007 -licensed to kill, but almost killed offIt is a little-known story until now, but though James Bond triumphed over all kinds of would-be assassins, but according to some newly released documents, it was a bunch of accountants who almost killed him off.


Concerned over dwindling box-office receipts for films in the late 1980s starring Timothy Dalton, the estate of 007's creator, Ian Fleming, was warned of "grave doubts" that another Bond movie would ever be made.

 The extent of these fears over the Bond brand's future are revealed in papers just discovered in the archive of Kenneth Maidment, former vice-president of Columbia Pictures. He acted as the financial consultant for Fleming's estate for almost two decades.


During his time with Columbia, Maidment presided over many hit films including A Man For All Seasons and Lawrence of Arabia. In correspondence he said that neither of the Dalton films was likely to make a profit - a state of affairs he suggested might prove fatal for the franchise.

Writing to the Fleming estate's solicitors, Maidment said that the way Dalton was portraying Bond was alienating fans.

Three years before Pierce Brosnan replaced Dalton as 007, Maidment wrote in 1992: "Despite the exercise of a further option before April 2, 1992, the prospect of a further Bond film seems highly uncertain. I pointed out in my 1984 valuation that there was a big question mark over the future of James Bond films. The last two pictures have starred Timothy Dalton but sadly the results have, unfortunately, not had the same box-office success.


"It seems that, as I conjectured, the laws of diminishing returns have come to roost with the result that, in spite of keeping down the production costs, no profits have been received from the last three films. It would, therefore, be unrealistic, despite the exercise of the last option, to anticipate any value to the Trust on the expectation of further Bond films."

Three years before that, Maidment had specifically highlighted Dalton's characterisation as affecting the appeal of the films. 

He wrote: "My confidential advice is that Licence to Kill has not performed as well 'relatively speaking' as the previous Bond pictures but this has been attributed to the characterisation of Timothy Dalton more than anything else."


In letter that was undated but which appears to have been written in 1989, he wrote: "While Connery and Moore were playing the leading role, the successes were unique, but relative incomes have fallen when Timothy Dalton took over and the producers have indicated that they do not expect profits from the last three pictures.

"This, of course, leads me to the main query of your letter - the possibility of future pictures. It had been the practice to make a Bond picture every other year, but without a star big enough to take the leading role and no indication of what the cost would be, I still have grave doubts that one will be produced."

Since Maidment's warning, four Bond films, all starring Brosnan, have been released. Casino Royale, the new adventure starring Daniel Craig, is due in cinemas this year. However, the letters will be seized upon by those Bond fans who say Craig is too similar to Dalton.

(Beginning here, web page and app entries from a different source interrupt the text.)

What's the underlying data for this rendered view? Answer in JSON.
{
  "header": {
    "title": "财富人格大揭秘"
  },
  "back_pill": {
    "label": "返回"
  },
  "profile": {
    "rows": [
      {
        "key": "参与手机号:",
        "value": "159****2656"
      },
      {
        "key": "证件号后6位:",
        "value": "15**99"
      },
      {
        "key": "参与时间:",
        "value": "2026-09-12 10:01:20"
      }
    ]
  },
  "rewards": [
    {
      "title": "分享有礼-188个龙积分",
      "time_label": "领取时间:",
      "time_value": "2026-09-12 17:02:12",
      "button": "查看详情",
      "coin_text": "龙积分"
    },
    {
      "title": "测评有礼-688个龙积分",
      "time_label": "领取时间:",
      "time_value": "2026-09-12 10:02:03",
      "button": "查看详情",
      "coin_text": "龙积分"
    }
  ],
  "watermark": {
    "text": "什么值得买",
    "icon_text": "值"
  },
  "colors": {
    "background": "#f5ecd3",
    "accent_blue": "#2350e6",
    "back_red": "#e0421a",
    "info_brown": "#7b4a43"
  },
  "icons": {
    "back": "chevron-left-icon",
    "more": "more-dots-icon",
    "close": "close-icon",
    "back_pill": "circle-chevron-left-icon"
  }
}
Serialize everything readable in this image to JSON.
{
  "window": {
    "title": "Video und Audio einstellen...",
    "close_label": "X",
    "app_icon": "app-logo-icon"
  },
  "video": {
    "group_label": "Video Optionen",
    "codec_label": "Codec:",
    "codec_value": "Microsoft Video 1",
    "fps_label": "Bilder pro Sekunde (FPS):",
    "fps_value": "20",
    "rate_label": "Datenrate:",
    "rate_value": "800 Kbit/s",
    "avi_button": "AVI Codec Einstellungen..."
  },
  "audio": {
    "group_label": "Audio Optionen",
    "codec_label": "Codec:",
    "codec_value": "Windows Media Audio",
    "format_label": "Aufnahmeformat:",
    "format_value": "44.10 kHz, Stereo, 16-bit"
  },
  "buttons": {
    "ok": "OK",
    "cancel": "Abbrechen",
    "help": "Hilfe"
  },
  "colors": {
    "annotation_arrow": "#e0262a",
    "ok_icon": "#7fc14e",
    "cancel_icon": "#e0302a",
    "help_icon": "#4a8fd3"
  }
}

There have been 20 Bond pictures, which have reaped more than £2 billion at the box office, making Bond the second most successful franchise ever, after Star Wars.

But the Maidment papers reveal that 1985's A View To A Kill -  Roger Moore's last outing as Bond -  took 12 years to recoup its production costs. The film has generated £81 million in box-office receipts, so far.

Licence to Kill, which starred Dalton in June 1989, had failed to recoup initial investment seven years later.


In 1989, Maidment was asked by an estate' lawyer asking what he thought of casting a "Mr Pierce Brosnan". Mr Maidment replied  that  he thought the move would enhance the value of the franchise. In fact Brosnan would not make his debut as Bond for another six years, but after doing so, he did manage to reverse the years of decline.

Die Another Day, Brosnan's last outing as Bond, took £230 million at the box office making it the most successful 007 film. Mr Maidment, was award-ed a CBE for services to cinema and was a president of the Film Production Association of Great Britain. He died in February.